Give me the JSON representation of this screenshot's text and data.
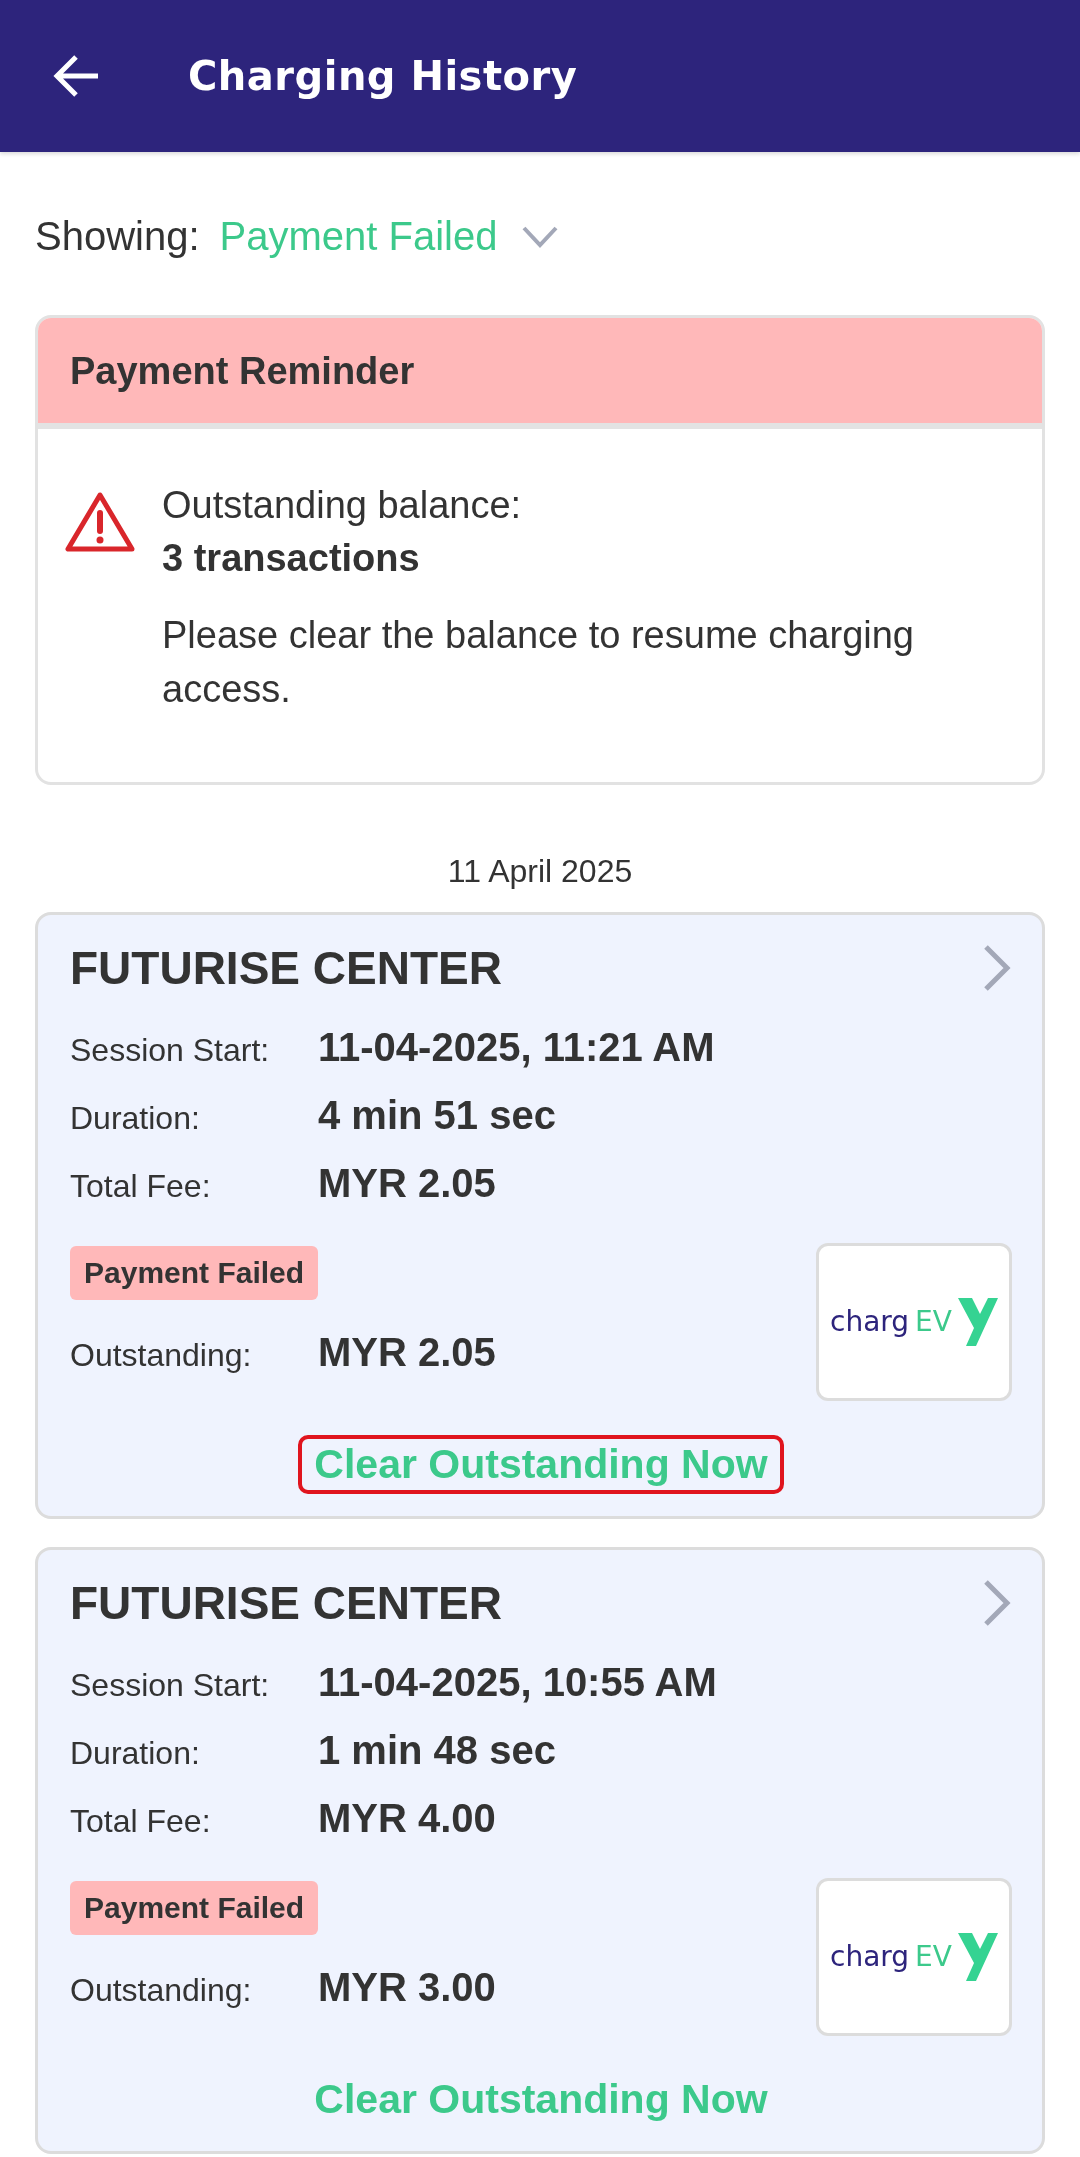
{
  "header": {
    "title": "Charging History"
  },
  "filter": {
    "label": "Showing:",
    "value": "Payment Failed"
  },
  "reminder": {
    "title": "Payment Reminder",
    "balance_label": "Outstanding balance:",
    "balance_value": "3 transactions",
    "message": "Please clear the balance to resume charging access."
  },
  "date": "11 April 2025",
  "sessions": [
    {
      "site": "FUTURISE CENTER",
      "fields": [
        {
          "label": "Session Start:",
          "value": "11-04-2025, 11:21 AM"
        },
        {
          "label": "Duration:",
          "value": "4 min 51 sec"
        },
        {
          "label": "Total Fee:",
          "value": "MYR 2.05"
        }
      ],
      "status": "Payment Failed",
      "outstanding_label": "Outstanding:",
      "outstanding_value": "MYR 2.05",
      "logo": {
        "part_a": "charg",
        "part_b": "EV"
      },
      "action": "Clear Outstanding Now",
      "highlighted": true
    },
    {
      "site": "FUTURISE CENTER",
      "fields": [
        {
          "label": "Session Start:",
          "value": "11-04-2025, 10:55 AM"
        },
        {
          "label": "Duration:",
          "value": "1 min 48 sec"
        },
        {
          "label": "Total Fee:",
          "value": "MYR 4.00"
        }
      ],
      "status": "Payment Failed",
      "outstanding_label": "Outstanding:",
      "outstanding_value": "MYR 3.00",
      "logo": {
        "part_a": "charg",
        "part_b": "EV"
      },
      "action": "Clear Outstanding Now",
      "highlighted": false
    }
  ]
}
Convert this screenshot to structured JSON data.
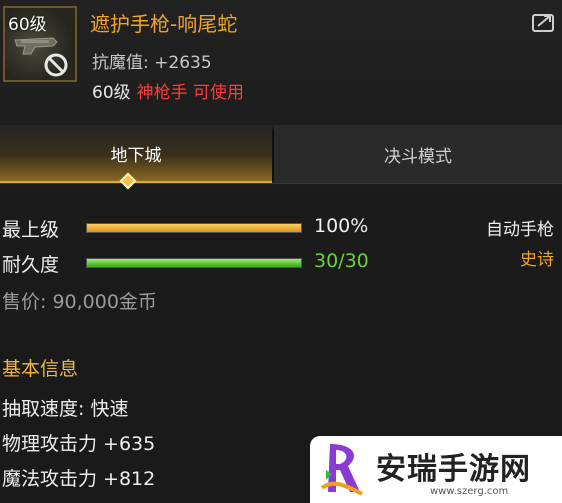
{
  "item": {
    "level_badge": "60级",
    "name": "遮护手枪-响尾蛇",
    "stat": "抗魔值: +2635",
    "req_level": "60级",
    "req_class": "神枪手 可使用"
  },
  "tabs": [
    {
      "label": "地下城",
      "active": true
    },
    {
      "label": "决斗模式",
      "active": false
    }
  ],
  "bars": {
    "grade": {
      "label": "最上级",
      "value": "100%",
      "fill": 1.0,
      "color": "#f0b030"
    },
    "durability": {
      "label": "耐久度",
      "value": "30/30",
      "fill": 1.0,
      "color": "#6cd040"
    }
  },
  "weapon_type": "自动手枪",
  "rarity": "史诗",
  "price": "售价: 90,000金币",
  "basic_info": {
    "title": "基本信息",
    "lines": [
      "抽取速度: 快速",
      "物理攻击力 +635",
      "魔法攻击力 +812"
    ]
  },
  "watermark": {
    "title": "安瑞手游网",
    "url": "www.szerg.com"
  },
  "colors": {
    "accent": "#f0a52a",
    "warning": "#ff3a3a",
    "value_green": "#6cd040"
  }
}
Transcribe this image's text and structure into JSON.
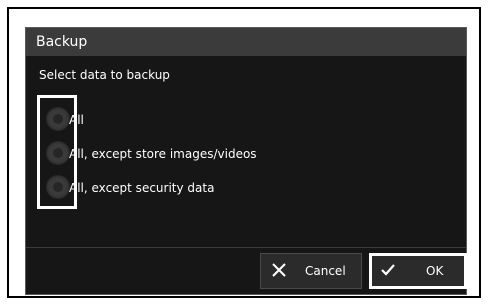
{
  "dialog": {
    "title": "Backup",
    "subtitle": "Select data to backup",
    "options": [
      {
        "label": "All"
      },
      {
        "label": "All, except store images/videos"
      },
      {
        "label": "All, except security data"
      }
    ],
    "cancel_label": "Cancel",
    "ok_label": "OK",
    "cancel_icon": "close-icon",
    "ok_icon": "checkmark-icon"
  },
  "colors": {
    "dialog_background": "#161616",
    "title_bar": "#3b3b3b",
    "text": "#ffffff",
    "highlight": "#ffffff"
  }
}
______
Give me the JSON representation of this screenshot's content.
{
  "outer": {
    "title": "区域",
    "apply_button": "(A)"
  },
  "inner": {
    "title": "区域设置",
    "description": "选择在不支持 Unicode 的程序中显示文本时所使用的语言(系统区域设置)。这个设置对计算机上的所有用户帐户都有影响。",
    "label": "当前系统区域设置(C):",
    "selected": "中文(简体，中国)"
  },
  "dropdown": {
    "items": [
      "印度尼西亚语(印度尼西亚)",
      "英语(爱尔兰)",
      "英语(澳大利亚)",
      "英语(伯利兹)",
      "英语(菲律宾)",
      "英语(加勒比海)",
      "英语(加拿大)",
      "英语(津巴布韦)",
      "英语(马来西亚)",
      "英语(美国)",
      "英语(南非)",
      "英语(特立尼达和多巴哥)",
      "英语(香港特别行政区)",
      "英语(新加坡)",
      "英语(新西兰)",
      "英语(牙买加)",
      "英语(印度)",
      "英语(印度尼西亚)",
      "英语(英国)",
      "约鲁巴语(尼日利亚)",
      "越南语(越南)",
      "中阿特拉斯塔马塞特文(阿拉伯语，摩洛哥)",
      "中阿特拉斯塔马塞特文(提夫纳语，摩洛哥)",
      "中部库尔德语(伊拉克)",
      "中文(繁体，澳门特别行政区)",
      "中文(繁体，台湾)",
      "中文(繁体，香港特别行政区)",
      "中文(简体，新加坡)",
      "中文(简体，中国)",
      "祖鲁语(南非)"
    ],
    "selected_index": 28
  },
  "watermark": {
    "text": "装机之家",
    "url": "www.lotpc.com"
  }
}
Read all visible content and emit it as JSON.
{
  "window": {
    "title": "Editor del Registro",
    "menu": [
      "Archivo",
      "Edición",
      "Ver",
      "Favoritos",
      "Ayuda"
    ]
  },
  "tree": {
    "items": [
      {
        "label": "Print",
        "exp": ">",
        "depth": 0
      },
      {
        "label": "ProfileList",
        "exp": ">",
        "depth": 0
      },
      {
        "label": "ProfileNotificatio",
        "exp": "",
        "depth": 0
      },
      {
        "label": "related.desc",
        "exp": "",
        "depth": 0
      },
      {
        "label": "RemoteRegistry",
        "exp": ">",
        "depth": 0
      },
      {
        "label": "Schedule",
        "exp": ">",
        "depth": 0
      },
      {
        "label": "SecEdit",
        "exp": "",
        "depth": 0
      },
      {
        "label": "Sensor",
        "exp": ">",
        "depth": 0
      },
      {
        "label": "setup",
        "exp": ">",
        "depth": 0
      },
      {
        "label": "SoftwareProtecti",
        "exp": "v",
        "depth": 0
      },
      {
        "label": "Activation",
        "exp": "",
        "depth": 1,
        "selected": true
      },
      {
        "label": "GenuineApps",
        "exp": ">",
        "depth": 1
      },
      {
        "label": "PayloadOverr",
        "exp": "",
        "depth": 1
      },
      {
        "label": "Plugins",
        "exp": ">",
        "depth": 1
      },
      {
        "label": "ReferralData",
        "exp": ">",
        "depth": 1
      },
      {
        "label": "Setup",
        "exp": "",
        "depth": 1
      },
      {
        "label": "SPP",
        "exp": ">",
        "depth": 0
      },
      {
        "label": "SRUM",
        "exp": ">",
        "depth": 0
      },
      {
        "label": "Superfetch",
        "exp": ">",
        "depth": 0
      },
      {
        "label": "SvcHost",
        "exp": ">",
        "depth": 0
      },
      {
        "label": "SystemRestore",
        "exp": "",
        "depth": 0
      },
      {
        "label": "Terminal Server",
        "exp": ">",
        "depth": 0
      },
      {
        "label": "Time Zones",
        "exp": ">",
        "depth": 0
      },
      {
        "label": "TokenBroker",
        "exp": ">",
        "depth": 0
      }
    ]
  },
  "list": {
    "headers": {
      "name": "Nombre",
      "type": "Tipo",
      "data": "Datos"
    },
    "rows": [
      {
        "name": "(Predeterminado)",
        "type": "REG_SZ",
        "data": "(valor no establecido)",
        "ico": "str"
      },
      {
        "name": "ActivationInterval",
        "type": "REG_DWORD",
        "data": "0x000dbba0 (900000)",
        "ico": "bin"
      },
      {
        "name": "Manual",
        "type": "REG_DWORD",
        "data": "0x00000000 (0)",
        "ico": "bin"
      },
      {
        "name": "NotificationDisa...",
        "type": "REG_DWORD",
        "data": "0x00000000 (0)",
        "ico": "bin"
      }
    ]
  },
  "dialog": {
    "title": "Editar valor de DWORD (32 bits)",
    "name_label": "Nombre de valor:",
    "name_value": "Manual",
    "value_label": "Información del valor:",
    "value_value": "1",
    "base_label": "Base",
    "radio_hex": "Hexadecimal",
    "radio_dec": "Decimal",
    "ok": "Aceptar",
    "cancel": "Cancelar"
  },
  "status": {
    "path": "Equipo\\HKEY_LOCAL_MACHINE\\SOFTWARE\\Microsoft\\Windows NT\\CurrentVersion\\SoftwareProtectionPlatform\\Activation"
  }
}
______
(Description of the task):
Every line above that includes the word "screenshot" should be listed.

(Worked solution):
Give me the JSON representation of this screenshot's text and data.
Convert this screenshot to structured JSON data.
Give me the JSON representation of this screenshot's content.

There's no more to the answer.